Regulators join forces against video-game gambling
The UK Gambling Commission (UKGC), together with fifteen other gambling regulators across Europe and the Washington State Gambling Commission, have joined forces to address the increasingly mutual relationship between video-games and gambling.
The regulators have signed a declaration that they say will enable them to “work together to address the risks created by the blurring of lines between gaming and gambling”.
Loot boxes, skin betting, social casino gaming, and gambling themed content within children’s video games are all top concerns of the group.
The group hopes that this move will help create a platform for dialogue between regulators and game publishers, while also raising consumer and parental awareness on the issue.
Speaking about the pledge, Neil McArthur, chief executive at the UK Gambling Commission, said:
We have joined forces to call on video games companies to address the clear public concern around the risks gambling and some video games can pose to children. We encourage video games companies to work with their gambling regulators and take action now to address those concerns to make sure that consumers, and particularly children, are protected. We want parents to be aware of the risks and to talk to their children about how to stay safe online. For example, unlicensed websites offering skins betting can pop up at any time and children could be gambling with money intended for computer game products.– Neil McArthur, UK Gambling Commission chief executive
A crackdown on skin betting platforms
One priority of the group is to crack down on the third-party, often unlicensed websites that allow gamers to trade or gamble with items or objects – commonly referred to as skins – won or purchased in many modern video-games. A survey by the UKGC last year found that 11% of children had taken part in skins betting or trading.

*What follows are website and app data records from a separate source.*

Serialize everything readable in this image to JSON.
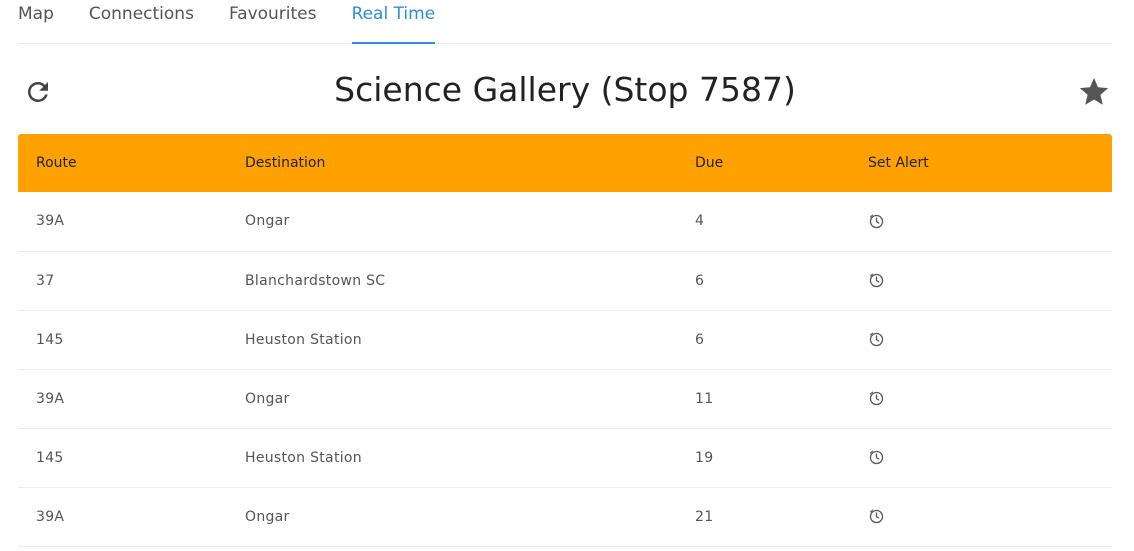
{
  "tabs": [
    {
      "label": "Map",
      "active": false
    },
    {
      "label": "Connections",
      "active": false
    },
    {
      "label": "Favourites",
      "active": false
    },
    {
      "label": "Real Time",
      "active": true
    }
  ],
  "header": {
    "title": "Science Gallery (Stop 7587)",
    "refresh_icon": "refresh-icon",
    "favourite_icon": "star-icon"
  },
  "table": {
    "columns": [
      "Route",
      "Destination",
      "Due",
      "Set Alert"
    ],
    "rows": [
      {
        "route": "39A",
        "destination": "Ongar",
        "due": "4"
      },
      {
        "route": "37",
        "destination": "Blanchardstown SC",
        "due": "6"
      },
      {
        "route": "145",
        "destination": "Heuston Station",
        "due": "6"
      },
      {
        "route": "39A",
        "destination": "Ongar",
        "due": "11"
      },
      {
        "route": "145",
        "destination": "Heuston Station",
        "due": "19"
      },
      {
        "route": "39A",
        "destination": "Ongar",
        "due": "21"
      }
    ]
  },
  "colors": {
    "accent": "#2f8be0",
    "header_bg": "#ffa100"
  }
}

Those skins are often found in so-called loot boxes, themselves the source of much debate over the last few years. The group have stated that they will seek to ensure that these loot boxes do not fall foul of gambling laws.
But, there is much debate about whether loot boxes do constitute gambling. Authorities in Belgium have deemed loot boxes illegal, while the UKGC’s current official stance is that they do not constitute gambling, since they cannot be cashed out for real money.
Enforcement may prove even more difficult, as Belgium is currently finding out. Back in April, Belgium ruled that loot boxes in multiple games did violate its gambling laws, and requested the publishers to remove them from the games.
Three publishers complied, but Electronic Arts (EA) is yet to act on removing FIFA Ultimate Team from its FIFA series, causing the Belgian Gaming Commission to launch an official criminal investigation into EA that could end up in court.
You can read the group’s joint declaration at the Gambling Commission’s website.